..leading to a security and compatibility nightmare...all for...what exactly?
Once in a while there pops up a hacker or a group of hackers somewhere with really stupid utopic ideas, like "let's create a better MS-DOS and kill Win7 with it", "let's work on Hurd", "let's optimize the telegraph and try to outcompete the e-mail", "let's supercharge the AVI container and kill MKV".
In this case another hacker (read idiot) decided to supercharge ancient technology (read crap) instead of being realistic - it's nothing new, there's lots of stupid people with lots of time, I should know I did stupid shit myself until I started to value my time.
Its no supprise they can do this. X.org performance is absolutely horrendous in many cases.... and this is markedly worse the older the hardware you try to use it on. I would love to use something like this on my Transmetta Crusoe based latptop since it just doesn't have the oomph for X.org.
That said this is completely worthless to me... I run custom kernels on my old machines so the kernels can be a tad slimmer/optimal. I like the idea of what they are doing but the execution is pretty poor imo. They've been sitting around with this tech for years... with little to show for it becauses they think that they just have to remain proprietary... well look at all the other failed proprietary X11 solutions there are still a few around but only because they are backed by hardware companies.
Have any of you naysayers considered that this might be a reasonable solution in certain scenarios? It uses less memory and is faster, so it may be good on low-end kiosk-type hardware. Security could be better, but with specific use cases, may not be that big of an issue.
Low end Kiosk hardware have plenty of memory these days. Even a raspberry pi Type-B has 512MB and an Ouya ($99), has 1GB. In fact, most media players these days have at least 512MB of ram..

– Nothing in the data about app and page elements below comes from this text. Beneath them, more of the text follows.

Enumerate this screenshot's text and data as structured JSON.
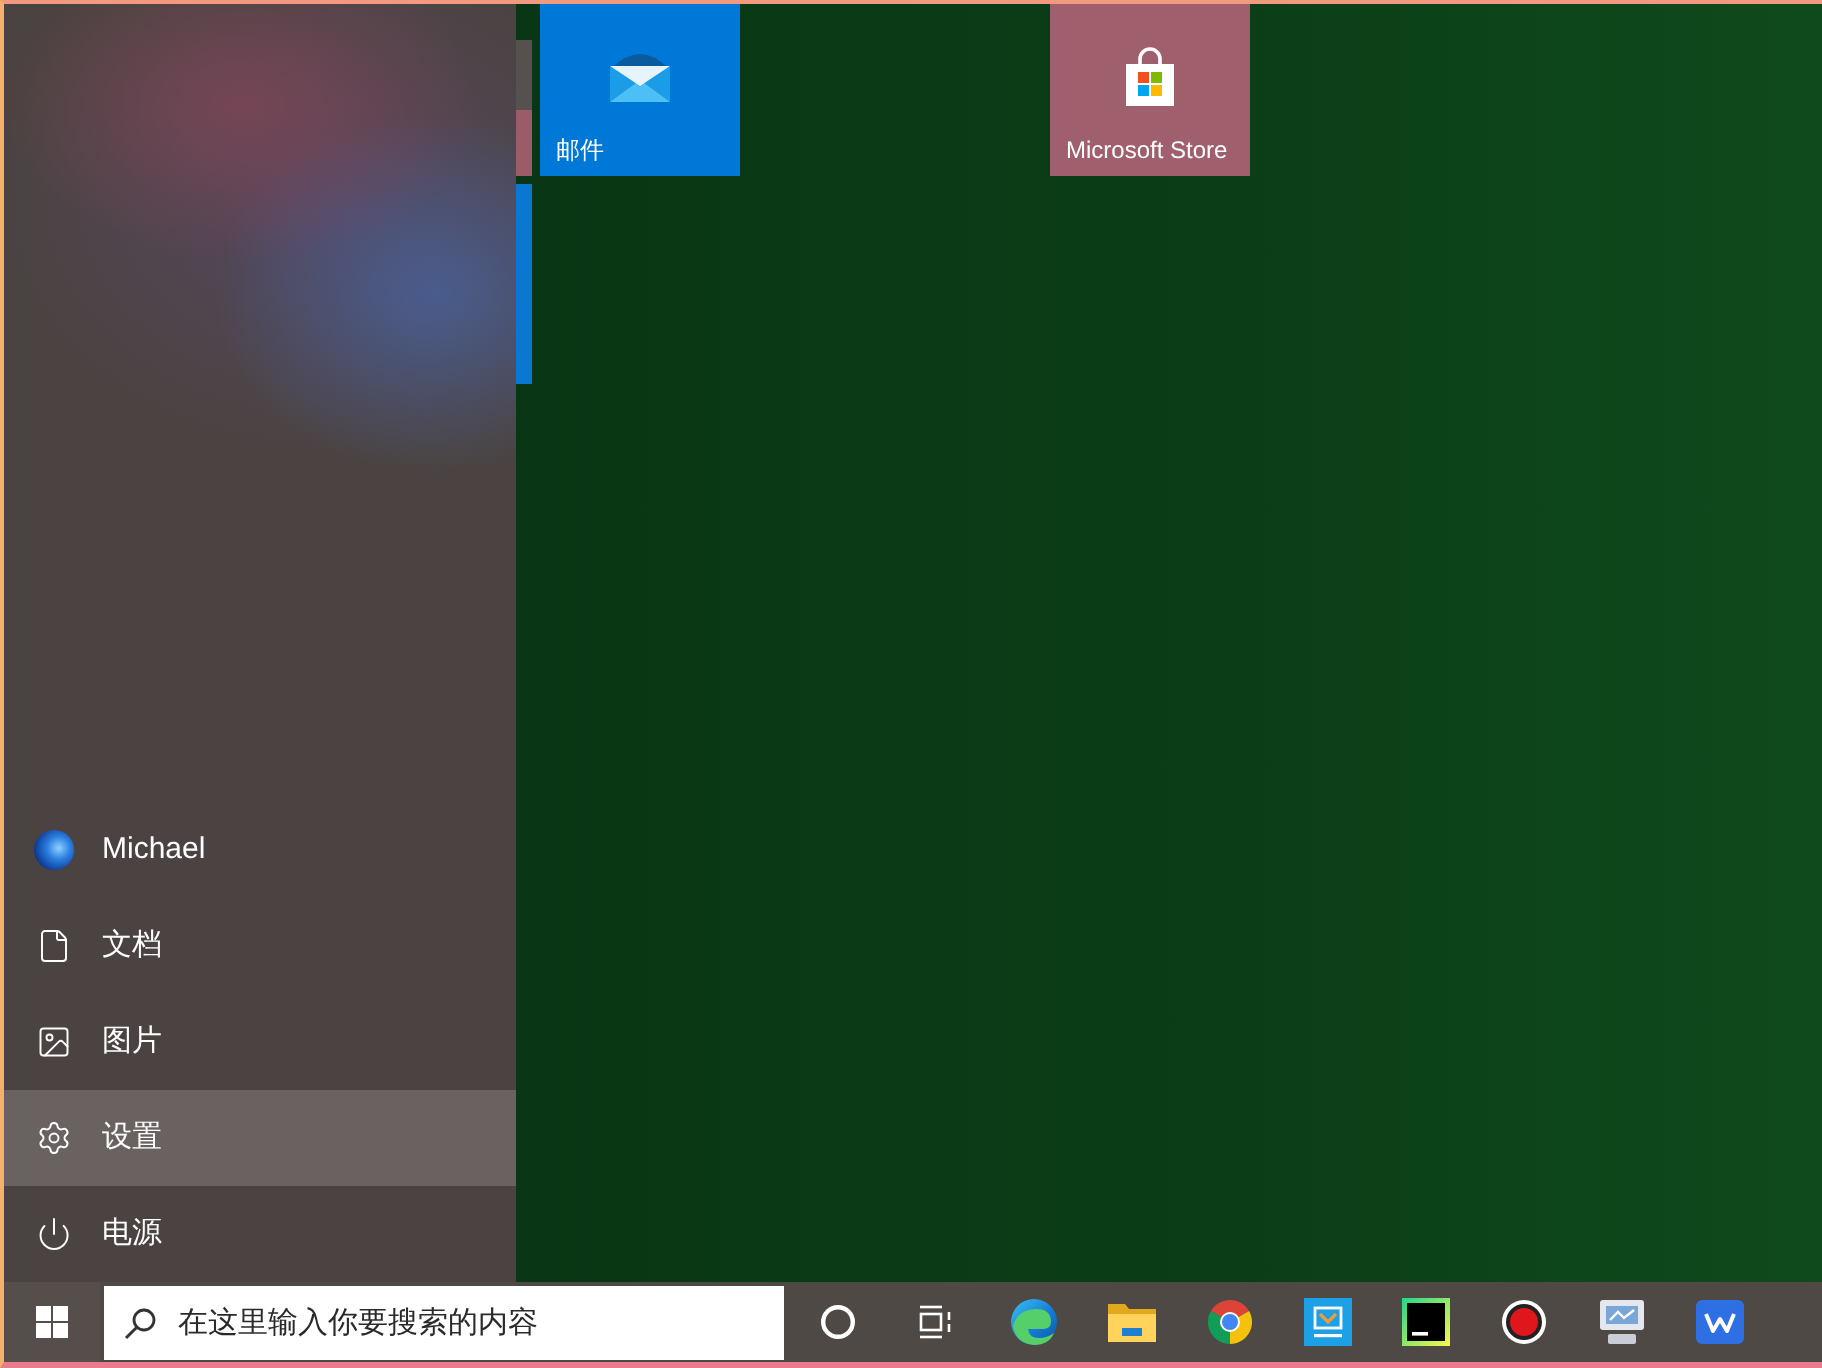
{
  "start_menu": {
    "user": {
      "name": "Michael"
    },
    "items": [
      {
        "kind": "document",
        "label": "文档",
        "selected": false
      },
      {
        "kind": "picture",
        "label": "图片",
        "selected": false
      },
      {
        "kind": "settings",
        "label": "设置",
        "selected": true
      },
      {
        "kind": "power",
        "label": "电源",
        "selected": false
      }
    ]
  },
  "tiles": [
    {
      "kind": "mail",
      "label": "邮件",
      "color": "#0078d7"
    },
    {
      "kind": "store",
      "label": "Microsoft Store",
      "color": "#a05f6c"
    }
  ],
  "taskbar": {
    "search": {
      "placeholder": "在这里输入你要搜索的内容"
    }
  }
}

And, any application where speed would be beneficial, stability would be a factor (in a kiosk, kernel panics would be embarrassing). Sorry, but, I honestly cant think of many scenarios where performance is important, and RAM is important. It would also likely introduce significant security issues long term.

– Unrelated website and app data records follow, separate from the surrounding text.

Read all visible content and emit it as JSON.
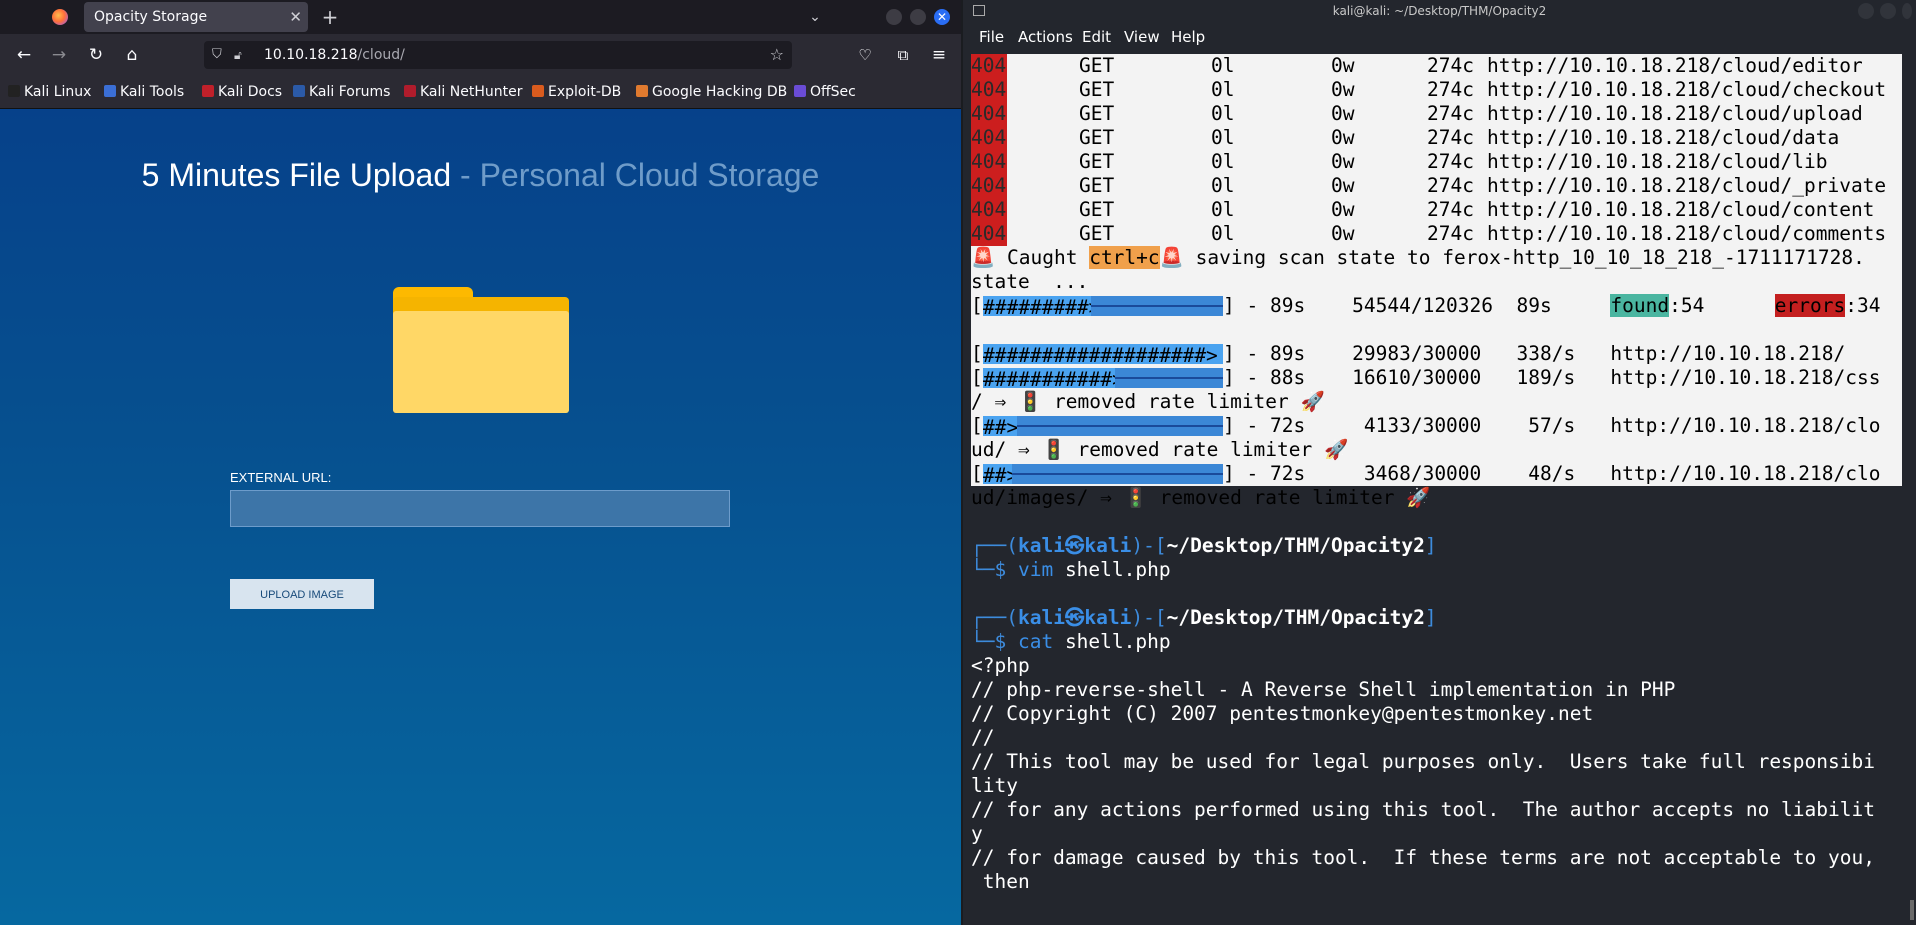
{
  "browser": {
    "tab_title": "Opacity Storage",
    "tab_close": "✕",
    "new_tab": "+",
    "tab_list": "⌄",
    "win_close": "✕",
    "url_host": "10.10.18.218",
    "url_path": "/cloud/",
    "bookmarks": [
      "Kali Linux",
      "Kali Tools",
      "Kali Docs",
      "Kali Forums",
      "Kali NetHunter",
      "Exploit-DB",
      "Google Hacking DB",
      "OffSec"
    ],
    "bookmark_colors": [
      "#222222",
      "#3b6fd6",
      "#c0202a",
      "#2b5aa8",
      "#b01c2c",
      "#d95b1e",
      "#e07a2f",
      "#6a4cd6"
    ],
    "page": {
      "heading_main": "5 Minutes File Upload",
      "heading_sub": " - Personal Cloud Storage",
      "external_url_label": "EXTERNAL URL:",
      "external_url_value": "",
      "upload_button": "UPLOAD IMAGE"
    }
  },
  "terminal": {
    "title": "kali@kali: ~/Desktop/THM/Opacity2",
    "menu": [
      "File",
      "Actions",
      "Edit",
      "View",
      "Help"
    ],
    "scan_rows": [
      {
        "status": "404",
        "method": "GET",
        "lines": "0l",
        "words": "0w",
        "chars": "274c",
        "url": "http://10.10.18.218/cloud/editor"
      },
      {
        "status": "404",
        "method": "GET",
        "lines": "0l",
        "words": "0w",
        "chars": "274c",
        "url": "http://10.10.18.218/cloud/checkout"
      },
      {
        "status": "404",
        "method": "GET",
        "lines": "0l",
        "words": "0w",
        "chars": "274c",
        "url": "http://10.10.18.218/cloud/upload"
      },
      {
        "status": "404",
        "method": "GET",
        "lines": "0l",
        "words": "0w",
        "chars": "274c",
        "url": "http://10.10.18.218/cloud/data"
      },
      {
        "status": "404",
        "method": "GET",
        "lines": "0l",
        "words": "0w",
        "chars": "274c",
        "url": "http://10.10.18.218/cloud/lib"
      },
      {
        "status": "404",
        "method": "GET",
        "lines": "0l",
        "words": "0w",
        "chars": "274c",
        "url": "http://10.10.18.218/cloud/_private"
      },
      {
        "status": "404",
        "method": "GET",
        "lines": "0l",
        "words": "0w",
        "chars": "274c",
        "url": "http://10.10.18.218/cloud/content"
      },
      {
        "status": "404",
        "method": "GET",
        "lines": "0l",
        "words": "0w",
        "chars": "274c",
        "url": "http://10.10.18.218/cloud/comments"
      }
    ],
    "caught": {
      "icon": "🚨",
      "pre": " Caught ",
      "key": "ctrl+c",
      "post": " saving scan state to ferox-http_10_10_18_218_-1711171728.",
      "cont": "state  ..."
    },
    "overall": {
      "fill": "#########>",
      "stats": "] - 89s    54544/120326  89s     ",
      "found_label": "found",
      "found_val": ":54      ",
      "errors_label": "errors",
      "errors_val": ":34"
    },
    "progress": [
      {
        "fill": "###################>",
        "stats": "] - 89s    29983/30000   338/s   http://10.10.18.218/",
        "cont": ""
      },
      {
        "fill": "###########>",
        "stats": "] - 88s    16610/30000   189/s   http://10.10.18.218/css",
        "cont": "/ ⇒ 🚦 removed rate limiter 🚀"
      },
      {
        "fill": "##>",
        "stats": "] - 72s     4133/30000    57/s   http://10.10.18.218/clo",
        "cont": "ud/ ⇒ 🚦 removed rate limiter 🚀"
      },
      {
        "fill": "##>",
        "stats": "] - 72s     3468/30000    48/s   http://10.10.18.218/clo",
        "cont": "ud/images/ ⇒ 🚦 removed rate limiter 🚀"
      }
    ],
    "progress_fractions": [
      1.0,
      0.55,
      0.14,
      0.12
    ],
    "overall_fraction": 0.45,
    "prompts": [
      {
        "top": "┌──(",
        "user": "kali㉿kali",
        "mid": ")-[",
        "path": "~/Desktop/THM/Opacity2",
        "end": "]",
        "dollar": "└─$ ",
        "cmd": "vim",
        "arg": " shell.php"
      },
      {
        "top": "┌──(",
        "user": "kali㉿kali",
        "mid": ")-[",
        "path": "~/Desktop/THM/Opacity2",
        "end": "]",
        "dollar": "└─$ ",
        "cmd": "cat",
        "arg": " shell.php"
      }
    ],
    "file_lines": [
      "<?php",
      "// php-reverse-shell - A Reverse Shell implementation in PHP",
      "// Copyright (C) 2007 pentestmonkey@pentestmonkey.net",
      "//",
      "// This tool may be used for legal purposes only.  Users take full responsibi",
      "lity",
      "// for any actions performed using this tool.  The author accepts no liabilit",
      "y",
      "// for damage caused by this tool.  If these terms are not acceptable to you,",
      " then"
    ]
  }
}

Its a cool project & idea (I'm particularly interested simply because it tells us what a near perfect/efficient Xserver implementation could achieve), but, in practice, the disadvantages outweigh the benefits, especially since GOOD hardware is cheap.
I'm afraid this testing is not representative because we haven't seen the X.org config and we cannot tell how the X.org server renders things. Is it rendering on CPU or using VMware's XA state tracker passed to host via Gallium3D (where it very well may end up rendering in software anyway)?

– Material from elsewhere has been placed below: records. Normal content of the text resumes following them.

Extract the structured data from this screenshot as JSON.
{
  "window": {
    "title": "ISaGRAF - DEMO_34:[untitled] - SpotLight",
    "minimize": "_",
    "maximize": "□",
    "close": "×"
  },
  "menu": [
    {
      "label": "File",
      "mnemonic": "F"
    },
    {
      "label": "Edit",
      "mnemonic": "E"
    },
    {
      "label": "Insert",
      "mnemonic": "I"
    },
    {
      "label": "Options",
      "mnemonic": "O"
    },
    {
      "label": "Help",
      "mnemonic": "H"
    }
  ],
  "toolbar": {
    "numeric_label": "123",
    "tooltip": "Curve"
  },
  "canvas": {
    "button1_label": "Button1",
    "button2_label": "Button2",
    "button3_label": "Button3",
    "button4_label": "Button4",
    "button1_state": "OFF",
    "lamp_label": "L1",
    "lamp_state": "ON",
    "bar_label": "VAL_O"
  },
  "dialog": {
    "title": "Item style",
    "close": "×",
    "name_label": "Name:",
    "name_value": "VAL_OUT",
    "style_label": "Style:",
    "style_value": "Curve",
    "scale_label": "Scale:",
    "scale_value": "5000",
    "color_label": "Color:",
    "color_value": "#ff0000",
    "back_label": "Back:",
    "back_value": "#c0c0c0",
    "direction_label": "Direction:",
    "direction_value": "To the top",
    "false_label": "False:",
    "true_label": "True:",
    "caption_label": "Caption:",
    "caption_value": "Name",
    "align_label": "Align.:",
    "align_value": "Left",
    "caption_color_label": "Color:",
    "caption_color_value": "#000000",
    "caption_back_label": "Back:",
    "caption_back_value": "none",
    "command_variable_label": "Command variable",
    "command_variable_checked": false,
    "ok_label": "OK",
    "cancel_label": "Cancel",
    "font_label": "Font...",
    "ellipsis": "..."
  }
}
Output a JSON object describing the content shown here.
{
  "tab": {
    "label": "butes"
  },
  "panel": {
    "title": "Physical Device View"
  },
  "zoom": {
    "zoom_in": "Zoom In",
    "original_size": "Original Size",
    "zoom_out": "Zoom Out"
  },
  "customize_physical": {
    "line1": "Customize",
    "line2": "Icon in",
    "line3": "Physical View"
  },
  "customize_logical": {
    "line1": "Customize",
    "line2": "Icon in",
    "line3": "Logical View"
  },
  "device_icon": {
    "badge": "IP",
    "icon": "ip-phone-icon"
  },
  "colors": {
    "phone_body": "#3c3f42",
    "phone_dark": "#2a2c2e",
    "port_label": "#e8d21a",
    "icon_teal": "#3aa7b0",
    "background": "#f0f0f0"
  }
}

How will it behave on real hardware? I believe software rendering is faster than actual GPU driver on everything except Intel GPUs and maybe on Nvidia with proprietary driver.
Also, vsync is an issue. All those lightweight compositors are cool and stuff but have no real use cases because of tearing. MicroXwin seems to be rinding the bandwagon of lightweight-but-useless things. Vsync may also account for the X.org overhead.
Definitely sounds like it is a step backwards for everything except performance. Also, f you upgrade your kernel, there is probably more likelihood that the Xserver will need a recompiled/to be patched to work again.
In contrast, on Windows with Nvidia (and maybe other drivers), and possibly Wayland, if the graphics driver crashes, it may be possible to recover automatically without a reboot / work-loss.
Technically, its easier to get better performance probably out of anything by sticking it into the kernel, but, with a good design, you could probably obtain similar performance from user-land anyway (along with better security).
Current Xorg+Radeon opensource driver, playing a networked GL game in composited desktop (Xorg) and receiving GPU bug (fixed) that results in GPU hang; the driver is capable to successfully recover in a way that the game continues to run flawlessly; even if multiple crashes follow.